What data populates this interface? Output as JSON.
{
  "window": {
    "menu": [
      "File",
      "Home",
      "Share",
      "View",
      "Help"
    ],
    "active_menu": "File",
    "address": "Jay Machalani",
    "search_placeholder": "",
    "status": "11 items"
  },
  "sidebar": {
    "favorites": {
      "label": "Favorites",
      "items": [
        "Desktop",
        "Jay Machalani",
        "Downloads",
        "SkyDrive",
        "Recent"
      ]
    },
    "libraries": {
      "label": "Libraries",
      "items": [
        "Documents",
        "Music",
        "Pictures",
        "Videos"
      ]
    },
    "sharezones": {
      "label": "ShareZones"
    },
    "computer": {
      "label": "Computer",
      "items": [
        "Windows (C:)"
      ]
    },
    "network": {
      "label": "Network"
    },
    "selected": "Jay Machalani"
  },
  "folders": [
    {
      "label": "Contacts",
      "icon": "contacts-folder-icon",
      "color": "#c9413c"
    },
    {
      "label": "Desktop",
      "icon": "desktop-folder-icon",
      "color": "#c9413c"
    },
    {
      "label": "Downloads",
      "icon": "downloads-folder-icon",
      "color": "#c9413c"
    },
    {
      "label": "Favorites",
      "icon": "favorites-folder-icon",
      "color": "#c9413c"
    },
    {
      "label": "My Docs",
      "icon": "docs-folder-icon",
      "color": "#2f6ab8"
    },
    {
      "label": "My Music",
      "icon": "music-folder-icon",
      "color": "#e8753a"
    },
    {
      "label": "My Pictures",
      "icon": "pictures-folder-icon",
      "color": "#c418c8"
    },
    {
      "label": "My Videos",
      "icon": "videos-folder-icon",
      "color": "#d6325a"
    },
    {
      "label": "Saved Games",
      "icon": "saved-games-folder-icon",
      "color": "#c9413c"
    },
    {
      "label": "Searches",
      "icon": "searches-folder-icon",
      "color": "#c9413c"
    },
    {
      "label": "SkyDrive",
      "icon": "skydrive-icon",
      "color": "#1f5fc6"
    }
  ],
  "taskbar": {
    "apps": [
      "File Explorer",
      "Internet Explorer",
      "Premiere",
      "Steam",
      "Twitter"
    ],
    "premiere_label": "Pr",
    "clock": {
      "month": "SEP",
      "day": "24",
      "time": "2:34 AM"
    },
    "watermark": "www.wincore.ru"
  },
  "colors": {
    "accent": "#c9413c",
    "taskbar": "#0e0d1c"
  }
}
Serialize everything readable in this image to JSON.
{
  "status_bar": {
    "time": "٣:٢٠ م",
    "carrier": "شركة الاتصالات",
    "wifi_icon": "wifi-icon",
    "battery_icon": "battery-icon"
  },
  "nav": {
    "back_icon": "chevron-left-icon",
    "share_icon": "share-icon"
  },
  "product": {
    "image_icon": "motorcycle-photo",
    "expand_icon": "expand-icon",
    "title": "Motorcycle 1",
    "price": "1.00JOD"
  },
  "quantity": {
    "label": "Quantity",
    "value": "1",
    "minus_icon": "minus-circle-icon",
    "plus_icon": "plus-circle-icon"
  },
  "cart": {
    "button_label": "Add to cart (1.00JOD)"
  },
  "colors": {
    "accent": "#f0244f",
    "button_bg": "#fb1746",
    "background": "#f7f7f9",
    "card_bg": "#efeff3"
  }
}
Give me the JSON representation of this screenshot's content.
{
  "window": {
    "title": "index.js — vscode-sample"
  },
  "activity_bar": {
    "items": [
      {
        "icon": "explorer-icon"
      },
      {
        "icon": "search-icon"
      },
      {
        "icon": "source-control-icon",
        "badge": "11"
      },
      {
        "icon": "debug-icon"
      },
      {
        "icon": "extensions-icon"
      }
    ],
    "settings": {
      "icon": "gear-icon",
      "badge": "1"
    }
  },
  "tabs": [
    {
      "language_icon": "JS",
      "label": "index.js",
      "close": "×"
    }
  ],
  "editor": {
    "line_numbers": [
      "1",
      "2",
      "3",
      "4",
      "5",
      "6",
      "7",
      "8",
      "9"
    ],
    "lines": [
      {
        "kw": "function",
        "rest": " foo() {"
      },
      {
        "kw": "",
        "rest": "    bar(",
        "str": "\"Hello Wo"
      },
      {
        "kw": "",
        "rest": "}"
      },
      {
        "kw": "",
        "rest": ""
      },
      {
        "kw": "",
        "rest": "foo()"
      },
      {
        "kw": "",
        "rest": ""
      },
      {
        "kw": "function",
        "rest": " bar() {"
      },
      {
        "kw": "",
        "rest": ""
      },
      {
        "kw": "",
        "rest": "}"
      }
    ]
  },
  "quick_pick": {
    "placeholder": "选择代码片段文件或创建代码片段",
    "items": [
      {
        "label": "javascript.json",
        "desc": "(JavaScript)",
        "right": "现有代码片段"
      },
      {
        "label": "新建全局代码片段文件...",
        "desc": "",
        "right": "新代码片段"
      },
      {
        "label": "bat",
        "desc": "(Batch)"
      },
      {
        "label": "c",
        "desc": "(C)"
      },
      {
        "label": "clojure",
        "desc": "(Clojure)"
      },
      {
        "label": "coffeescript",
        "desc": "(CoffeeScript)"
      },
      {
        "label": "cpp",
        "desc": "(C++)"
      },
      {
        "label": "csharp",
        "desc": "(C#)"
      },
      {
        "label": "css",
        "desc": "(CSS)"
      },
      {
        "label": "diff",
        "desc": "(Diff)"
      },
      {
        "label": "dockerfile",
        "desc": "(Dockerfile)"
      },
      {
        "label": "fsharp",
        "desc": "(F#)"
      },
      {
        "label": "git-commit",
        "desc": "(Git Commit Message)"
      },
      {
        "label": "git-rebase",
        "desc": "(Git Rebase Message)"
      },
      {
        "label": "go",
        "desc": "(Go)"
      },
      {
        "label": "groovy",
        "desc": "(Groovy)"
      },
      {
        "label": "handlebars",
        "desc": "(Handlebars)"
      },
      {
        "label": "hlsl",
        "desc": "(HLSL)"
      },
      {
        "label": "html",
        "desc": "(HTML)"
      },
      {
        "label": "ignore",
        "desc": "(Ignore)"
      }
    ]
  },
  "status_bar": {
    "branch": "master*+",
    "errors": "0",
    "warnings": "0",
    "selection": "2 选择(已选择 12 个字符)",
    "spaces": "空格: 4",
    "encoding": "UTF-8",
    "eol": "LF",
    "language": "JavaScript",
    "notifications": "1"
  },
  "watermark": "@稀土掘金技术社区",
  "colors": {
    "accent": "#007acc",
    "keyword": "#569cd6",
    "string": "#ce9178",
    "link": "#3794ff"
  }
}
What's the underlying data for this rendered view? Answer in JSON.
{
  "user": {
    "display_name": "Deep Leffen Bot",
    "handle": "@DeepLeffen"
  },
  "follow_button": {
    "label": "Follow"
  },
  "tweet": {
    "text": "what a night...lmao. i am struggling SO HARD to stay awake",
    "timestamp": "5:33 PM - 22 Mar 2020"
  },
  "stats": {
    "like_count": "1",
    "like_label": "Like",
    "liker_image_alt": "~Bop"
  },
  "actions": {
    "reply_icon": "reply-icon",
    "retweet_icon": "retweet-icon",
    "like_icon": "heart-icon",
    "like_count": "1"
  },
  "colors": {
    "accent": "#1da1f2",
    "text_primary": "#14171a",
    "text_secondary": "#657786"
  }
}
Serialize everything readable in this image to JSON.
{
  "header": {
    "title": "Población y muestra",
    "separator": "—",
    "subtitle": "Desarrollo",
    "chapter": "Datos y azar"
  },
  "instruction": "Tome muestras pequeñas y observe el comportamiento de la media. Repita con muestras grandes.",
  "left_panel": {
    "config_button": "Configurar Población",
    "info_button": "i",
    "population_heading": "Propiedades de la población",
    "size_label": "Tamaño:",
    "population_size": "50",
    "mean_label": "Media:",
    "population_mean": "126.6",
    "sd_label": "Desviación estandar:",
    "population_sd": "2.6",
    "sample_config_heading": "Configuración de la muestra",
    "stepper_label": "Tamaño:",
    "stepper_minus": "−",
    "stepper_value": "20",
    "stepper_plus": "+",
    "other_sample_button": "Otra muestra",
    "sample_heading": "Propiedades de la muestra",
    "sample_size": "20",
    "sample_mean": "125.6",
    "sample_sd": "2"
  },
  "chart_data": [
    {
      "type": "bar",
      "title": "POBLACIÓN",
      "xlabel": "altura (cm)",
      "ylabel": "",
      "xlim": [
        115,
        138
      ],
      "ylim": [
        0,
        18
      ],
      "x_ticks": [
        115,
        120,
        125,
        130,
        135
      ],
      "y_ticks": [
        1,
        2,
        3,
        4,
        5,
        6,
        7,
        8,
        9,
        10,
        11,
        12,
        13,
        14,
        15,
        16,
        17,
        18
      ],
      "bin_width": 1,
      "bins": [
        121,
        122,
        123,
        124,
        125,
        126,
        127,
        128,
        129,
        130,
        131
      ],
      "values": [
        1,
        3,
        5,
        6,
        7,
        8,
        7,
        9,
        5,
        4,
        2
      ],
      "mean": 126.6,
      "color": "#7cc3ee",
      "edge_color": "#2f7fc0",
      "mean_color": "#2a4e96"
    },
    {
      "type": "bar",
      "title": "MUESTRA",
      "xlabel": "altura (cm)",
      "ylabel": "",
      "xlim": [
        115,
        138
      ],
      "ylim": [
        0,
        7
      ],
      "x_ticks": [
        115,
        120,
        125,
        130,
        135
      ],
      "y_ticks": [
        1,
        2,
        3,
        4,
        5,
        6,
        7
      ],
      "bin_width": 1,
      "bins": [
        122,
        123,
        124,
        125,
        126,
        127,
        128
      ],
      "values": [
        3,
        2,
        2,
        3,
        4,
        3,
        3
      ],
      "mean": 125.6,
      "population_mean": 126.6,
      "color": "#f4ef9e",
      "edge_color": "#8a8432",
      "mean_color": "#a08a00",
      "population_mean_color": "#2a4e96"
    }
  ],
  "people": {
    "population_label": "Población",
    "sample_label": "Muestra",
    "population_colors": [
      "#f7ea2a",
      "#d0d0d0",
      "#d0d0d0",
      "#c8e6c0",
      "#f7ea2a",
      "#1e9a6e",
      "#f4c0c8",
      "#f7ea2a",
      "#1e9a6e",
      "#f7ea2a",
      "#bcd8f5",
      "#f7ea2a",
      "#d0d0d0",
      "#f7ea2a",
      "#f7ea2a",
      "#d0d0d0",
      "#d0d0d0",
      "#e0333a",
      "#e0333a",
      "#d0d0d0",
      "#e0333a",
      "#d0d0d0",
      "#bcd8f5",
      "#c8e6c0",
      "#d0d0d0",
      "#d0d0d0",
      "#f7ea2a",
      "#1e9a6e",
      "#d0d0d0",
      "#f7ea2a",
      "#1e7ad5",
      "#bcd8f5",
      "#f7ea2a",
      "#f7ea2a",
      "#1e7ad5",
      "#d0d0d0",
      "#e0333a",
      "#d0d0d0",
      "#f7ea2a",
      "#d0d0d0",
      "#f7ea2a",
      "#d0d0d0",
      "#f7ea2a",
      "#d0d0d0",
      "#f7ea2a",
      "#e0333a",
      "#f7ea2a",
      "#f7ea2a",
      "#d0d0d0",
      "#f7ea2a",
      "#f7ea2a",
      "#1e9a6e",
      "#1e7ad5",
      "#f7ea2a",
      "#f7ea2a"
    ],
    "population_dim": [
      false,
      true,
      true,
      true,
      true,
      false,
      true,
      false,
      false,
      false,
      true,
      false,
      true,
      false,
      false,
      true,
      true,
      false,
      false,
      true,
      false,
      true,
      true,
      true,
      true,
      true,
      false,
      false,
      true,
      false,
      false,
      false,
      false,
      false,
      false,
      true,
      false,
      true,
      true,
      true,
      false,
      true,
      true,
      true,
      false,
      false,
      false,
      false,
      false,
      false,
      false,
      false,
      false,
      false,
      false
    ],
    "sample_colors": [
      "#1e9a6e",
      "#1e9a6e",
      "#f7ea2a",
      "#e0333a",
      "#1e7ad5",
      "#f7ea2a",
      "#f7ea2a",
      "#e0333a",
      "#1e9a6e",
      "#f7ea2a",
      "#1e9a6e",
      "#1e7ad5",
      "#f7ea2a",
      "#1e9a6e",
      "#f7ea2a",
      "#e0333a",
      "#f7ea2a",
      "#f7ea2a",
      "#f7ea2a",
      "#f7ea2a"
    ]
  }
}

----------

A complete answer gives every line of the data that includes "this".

# [Response]
What data populates this interface? Output as JSON.
Serialize everything readable in this image to JSON.
Give me the JSON representation of this screenshot's content.
What's the underlying data for this rendered view? Answer in JSON.
Serialize everything readable in this image to JSON.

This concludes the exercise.